Graham Thorpe
Graham Thorpe
3 years ago
Reply to  Jay Bird

Did you read the report? Or the report of the report? Or the comments here?

Adrian
A
Adrian
3 years ago
Reply to  Jay Bird

But I’m not sure your altruistic action is helping me at all. It’s merely helping you feel better about yourself. Why should I stay at home because I refuse to engage in superstition?

People like you want life to be simple. If you can demonstrate that you are unselfish, then I won’t be catching your germs, and maybe you won’t be catching mine.

But I’ve seen people walk to the shops in their mask, just to demonstrate their goodness, despite the fact that they are preloading their mask with virus by doing so. They aren’t even wearing a mask. They are wearing a cloth face covering which spills virus soaked cotton fibers into the air where they remain for hours.

I know they wish me well, but the mask wearers are actively doing me harm. I’ve read the scientific papers, and in every one it’s clear that the masks are semi-useless, and face-coverings are possibly harmful.
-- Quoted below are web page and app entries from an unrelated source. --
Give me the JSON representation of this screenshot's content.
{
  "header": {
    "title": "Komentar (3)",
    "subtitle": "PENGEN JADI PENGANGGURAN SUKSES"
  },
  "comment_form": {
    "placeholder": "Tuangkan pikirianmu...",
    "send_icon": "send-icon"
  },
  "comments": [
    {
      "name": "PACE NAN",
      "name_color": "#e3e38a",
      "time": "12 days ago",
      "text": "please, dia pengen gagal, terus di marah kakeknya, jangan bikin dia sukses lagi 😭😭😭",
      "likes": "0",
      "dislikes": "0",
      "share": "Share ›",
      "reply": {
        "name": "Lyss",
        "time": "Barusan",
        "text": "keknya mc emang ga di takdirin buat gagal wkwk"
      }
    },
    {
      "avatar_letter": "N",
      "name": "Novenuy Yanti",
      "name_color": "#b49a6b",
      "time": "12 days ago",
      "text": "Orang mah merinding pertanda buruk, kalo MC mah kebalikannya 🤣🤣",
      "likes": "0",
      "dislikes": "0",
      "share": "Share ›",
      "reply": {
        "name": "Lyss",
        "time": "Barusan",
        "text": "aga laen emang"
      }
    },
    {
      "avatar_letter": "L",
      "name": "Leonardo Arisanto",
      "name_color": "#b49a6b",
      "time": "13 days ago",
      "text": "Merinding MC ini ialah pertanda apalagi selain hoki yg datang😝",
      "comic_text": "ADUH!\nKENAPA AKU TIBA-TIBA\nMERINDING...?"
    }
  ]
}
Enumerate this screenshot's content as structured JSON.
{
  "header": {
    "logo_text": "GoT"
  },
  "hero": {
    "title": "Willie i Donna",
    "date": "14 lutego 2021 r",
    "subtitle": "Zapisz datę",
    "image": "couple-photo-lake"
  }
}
Luckily I’ve had the virus eight months ago so I’m just wearing a mask to avoid a fine.

Randall Clawson
RC
Randall Clawson
3 years ago
Reply to  Jay Bird

LMAO this must be a troll comment.